Hopefully it will start growing again. If not then you might try pruning it back after the breba ripens to spur some growth, that is the traditional method for breba production, and English Brown Turkey brebas tend to be better than the main crop. You will need to protect it from cold because the new growth won’t be hardy.
I put both fig trees in an insulated, attached garage over the winter. I definitely notice both trees started growing figs before they ever see an ounce of light. However the common fig lost all of its Breba crop meanwhile the brown turkey had a few, but only kept the one pictured above. It’s like the tree knew it could only healthily produce one fig.
When I say protect from cold, I’m talking about hard frost or a light freeze for fresh green branches like you will get from summer pruning. Figs are only hardy if the wood is lignified, and even then a sudden cold snap can damage them.
@hoosierbanana is right to say that growth seems a bit stunted. And I have figs like that too. But my healthier figs have lots of new, long, green stems between leaves, whereas the stunted ones like yours just seem to barely send out new growth at the top (I mean new stem material-they still put on new leaves). For me, the stunted growth is almost always a sign that they have outgrown their pots OR I get it the first year when I move one from a pot into the ground. Seems like it just takes them several months to realize they have unlimited ground to send roots into. Good luck.

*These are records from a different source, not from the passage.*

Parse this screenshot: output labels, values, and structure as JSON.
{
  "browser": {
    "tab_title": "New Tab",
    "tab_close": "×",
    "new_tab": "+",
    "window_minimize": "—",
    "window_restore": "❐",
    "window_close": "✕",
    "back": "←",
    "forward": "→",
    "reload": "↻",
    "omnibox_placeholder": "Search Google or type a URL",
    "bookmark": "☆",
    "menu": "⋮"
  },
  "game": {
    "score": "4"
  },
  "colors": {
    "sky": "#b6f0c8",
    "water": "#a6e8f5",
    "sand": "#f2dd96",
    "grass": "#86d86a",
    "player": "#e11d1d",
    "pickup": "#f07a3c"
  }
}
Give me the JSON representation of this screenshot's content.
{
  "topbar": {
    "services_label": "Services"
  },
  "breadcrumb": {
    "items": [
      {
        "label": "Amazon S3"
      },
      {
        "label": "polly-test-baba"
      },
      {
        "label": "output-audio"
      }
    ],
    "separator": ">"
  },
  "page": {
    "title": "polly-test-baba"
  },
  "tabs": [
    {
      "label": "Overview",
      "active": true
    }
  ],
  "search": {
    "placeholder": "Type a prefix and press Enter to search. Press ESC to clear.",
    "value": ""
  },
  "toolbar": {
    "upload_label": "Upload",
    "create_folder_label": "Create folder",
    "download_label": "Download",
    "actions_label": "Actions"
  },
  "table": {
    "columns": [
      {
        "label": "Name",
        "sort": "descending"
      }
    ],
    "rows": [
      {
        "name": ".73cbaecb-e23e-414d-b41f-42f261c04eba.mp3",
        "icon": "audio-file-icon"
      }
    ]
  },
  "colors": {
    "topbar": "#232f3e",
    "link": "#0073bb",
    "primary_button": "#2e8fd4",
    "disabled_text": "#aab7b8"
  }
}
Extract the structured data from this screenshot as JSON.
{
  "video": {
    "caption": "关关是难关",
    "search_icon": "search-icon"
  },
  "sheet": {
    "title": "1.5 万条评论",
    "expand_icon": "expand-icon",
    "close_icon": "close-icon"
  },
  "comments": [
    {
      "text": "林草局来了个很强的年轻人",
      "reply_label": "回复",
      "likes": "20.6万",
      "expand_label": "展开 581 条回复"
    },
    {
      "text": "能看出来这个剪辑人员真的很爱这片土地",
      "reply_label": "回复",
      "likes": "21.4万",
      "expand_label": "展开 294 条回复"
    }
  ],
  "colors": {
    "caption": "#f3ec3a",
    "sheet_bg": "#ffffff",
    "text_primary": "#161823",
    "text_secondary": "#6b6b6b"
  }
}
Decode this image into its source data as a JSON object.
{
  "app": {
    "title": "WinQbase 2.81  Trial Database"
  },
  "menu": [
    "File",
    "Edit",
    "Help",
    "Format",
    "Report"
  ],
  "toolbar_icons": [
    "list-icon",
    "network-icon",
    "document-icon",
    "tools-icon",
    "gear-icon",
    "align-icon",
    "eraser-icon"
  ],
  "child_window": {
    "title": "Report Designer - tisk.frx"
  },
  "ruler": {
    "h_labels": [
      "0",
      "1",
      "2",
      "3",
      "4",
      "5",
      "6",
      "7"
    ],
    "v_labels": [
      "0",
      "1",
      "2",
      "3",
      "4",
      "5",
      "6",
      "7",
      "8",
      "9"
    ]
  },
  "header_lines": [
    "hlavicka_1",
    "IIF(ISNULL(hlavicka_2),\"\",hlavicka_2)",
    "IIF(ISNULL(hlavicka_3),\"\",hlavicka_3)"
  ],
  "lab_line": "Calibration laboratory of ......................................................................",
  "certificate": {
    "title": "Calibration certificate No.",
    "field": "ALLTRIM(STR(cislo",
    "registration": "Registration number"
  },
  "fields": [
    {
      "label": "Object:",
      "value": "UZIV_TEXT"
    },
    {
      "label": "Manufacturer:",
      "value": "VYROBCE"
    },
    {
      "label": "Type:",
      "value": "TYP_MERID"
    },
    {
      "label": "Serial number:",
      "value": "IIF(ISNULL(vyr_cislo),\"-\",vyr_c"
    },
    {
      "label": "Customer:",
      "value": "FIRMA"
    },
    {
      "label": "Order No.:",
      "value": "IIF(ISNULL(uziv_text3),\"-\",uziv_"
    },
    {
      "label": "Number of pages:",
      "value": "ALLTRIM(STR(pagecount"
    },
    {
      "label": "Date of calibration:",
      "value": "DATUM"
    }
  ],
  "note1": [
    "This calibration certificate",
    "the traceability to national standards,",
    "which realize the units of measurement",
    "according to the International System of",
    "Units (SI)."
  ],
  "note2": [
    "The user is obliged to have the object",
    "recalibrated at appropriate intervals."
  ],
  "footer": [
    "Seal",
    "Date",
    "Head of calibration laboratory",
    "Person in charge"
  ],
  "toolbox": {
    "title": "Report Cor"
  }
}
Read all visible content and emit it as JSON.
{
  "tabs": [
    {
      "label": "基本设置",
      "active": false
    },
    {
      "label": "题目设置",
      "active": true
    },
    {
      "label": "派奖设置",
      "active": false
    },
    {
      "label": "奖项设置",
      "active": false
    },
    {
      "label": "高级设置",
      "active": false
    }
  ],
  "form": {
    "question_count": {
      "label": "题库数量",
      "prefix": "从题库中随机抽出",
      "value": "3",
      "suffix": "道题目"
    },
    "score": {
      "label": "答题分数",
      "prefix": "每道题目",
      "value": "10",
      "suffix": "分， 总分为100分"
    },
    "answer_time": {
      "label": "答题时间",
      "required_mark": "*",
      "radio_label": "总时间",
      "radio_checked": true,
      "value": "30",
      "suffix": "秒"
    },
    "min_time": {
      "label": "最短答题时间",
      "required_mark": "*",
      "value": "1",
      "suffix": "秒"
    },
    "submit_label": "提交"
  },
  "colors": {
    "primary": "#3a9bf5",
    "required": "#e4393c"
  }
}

I’ve proven that soooo much this year. I put out 3 very large fig trees that were in 1/2 55 gallon drums- now that is a HUGE POT. THey had been in those half-drums about 4 years and sort of stalled out and I was sick of moving those giant things in and out each fall and spring. So I planted them in-ground this spring. They leafed out but have put on almost no new stem growth/height at the tips. I also planted out 3 fig plants that I rooted last summer so they have only been in a pot since last fall. When I put them in the ground the same day as my big figs, they took off like crazy. They are now almost as tall as the 4 year old figs.
This is my typical long winded way of saying you are absolutely right…young trees do much better . Oh, I also ordered a bunch of bare root trees from Vaughns this year. Vaughns is known for very small trees and mine were indeed tiny and I was a bit worried. But again, they took off like crazy and now most are every bit as large as bare root trees from other vendors that arrive much larger. Yep, young trees are great.